INFORMATION PROVIDED:
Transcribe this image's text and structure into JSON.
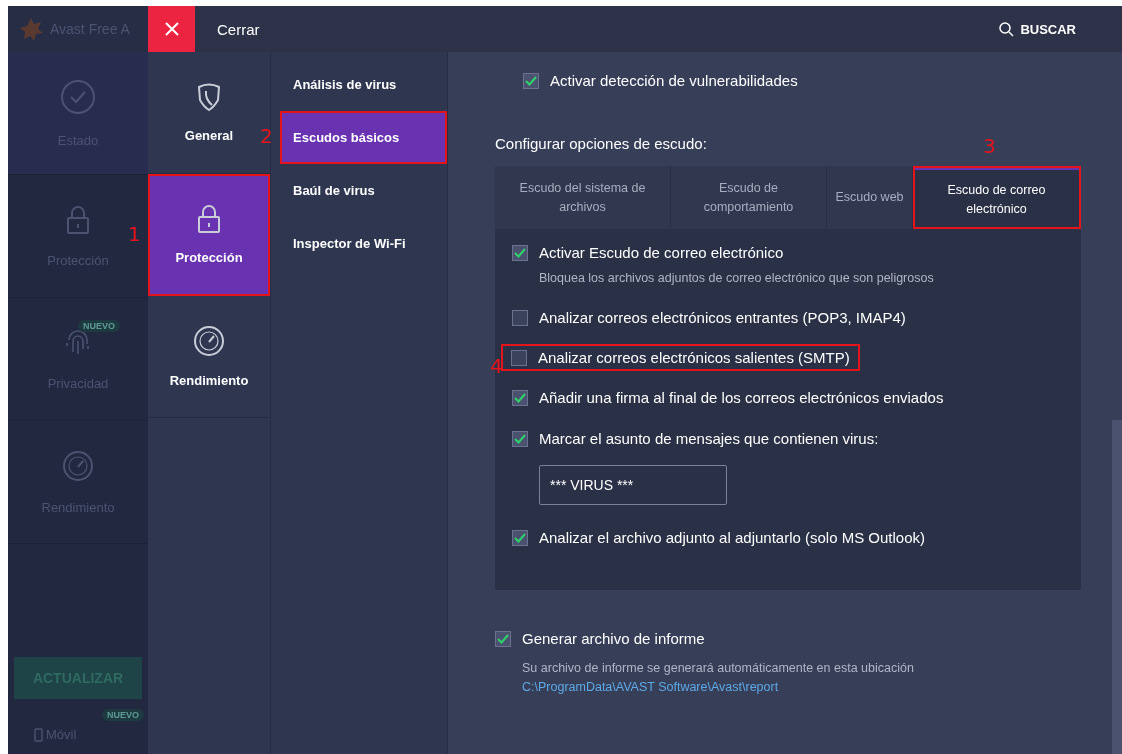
{
  "background_app": {
    "title": "Avast Free A",
    "nav": [
      {
        "label": "Estado",
        "selected": true
      },
      {
        "label": "Protección",
        "selected": false
      },
      {
        "label": "Privacidad",
        "selected": false,
        "badge": "NUEVO"
      },
      {
        "label": "Rendimiento",
        "selected": false
      }
    ],
    "update_button": "ACTUALIZAR",
    "mobile": {
      "badge": "NUEVO",
      "label": "Móvil"
    }
  },
  "header": {
    "close_label": "Cerrar",
    "search_label": "BUSCAR"
  },
  "categories": [
    {
      "label": "General",
      "selected": false
    },
    {
      "label": "Protección",
      "selected": true,
      "callout": "1"
    },
    {
      "label": "Rendimiento",
      "selected": false
    }
  ],
  "subnav": [
    {
      "label": "Análisis de virus",
      "selected": false
    },
    {
      "label": "Escudos básicos",
      "selected": true,
      "callout": "2"
    },
    {
      "label": "Baúl de virus",
      "selected": false
    },
    {
      "label": "Inspector de Wi-Fi",
      "selected": false
    }
  ],
  "content": {
    "top_option": {
      "label": "Activar detección de vulnerabilidades",
      "checked": true
    },
    "section_title": "Configurar opciones de escudo:",
    "tabs": [
      {
        "label": "Escudo del sistema de archivos",
        "selected": false
      },
      {
        "label": "Escudo de comportamiento",
        "selected": false
      },
      {
        "label": "Escudo web",
        "selected": false
      },
      {
        "label": "Escudo de correo electrónico",
        "selected": true,
        "callout": "3"
      }
    ],
    "options": [
      {
        "kind": "checkbox",
        "label": "Activar Escudo de correo electrónico",
        "checked": true,
        "description": "Bloquea los archivos adjuntos de correo electrónico que son peligrosos"
      },
      {
        "kind": "checkbox",
        "label": "Analizar correos electrónicos entrantes (POP3, IMAP4)",
        "checked": false
      },
      {
        "kind": "checkbox",
        "label": "Analizar correos electrónicos salientes (SMTP)",
        "checked": false,
        "callout": "4"
      },
      {
        "kind": "checkbox",
        "label": "Añadir una firma al final de los correos electrónicos enviados",
        "checked": true
      },
      {
        "kind": "checkbox",
        "label": "Marcar el asunto de mensajes que contienen virus:",
        "checked": true
      },
      {
        "kind": "text_field",
        "value": "*** VIRUS ***"
      },
      {
        "kind": "checkbox",
        "label": "Analizar el archivo adjunto al adjuntarlo (solo MS Outlook)",
        "checked": true
      }
    ],
    "report": {
      "label": "Generar archivo de informe",
      "checked": true,
      "description": "Su archivo de informe se generará automáticamente en esta ubicación",
      "path": "C:\\ProgramData\\AVAST Software\\Avast\\report"
    }
  }
}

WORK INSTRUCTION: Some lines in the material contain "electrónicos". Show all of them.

TASK RESPONSE:
        "label": "Analizar correos electrónicos entrantes (POP3, IMAP4)",
        "label": "Analizar correos electrónicos salientes (SMTP)",
        "label": "Añadir una firma al final de los correos electrónicos enviados",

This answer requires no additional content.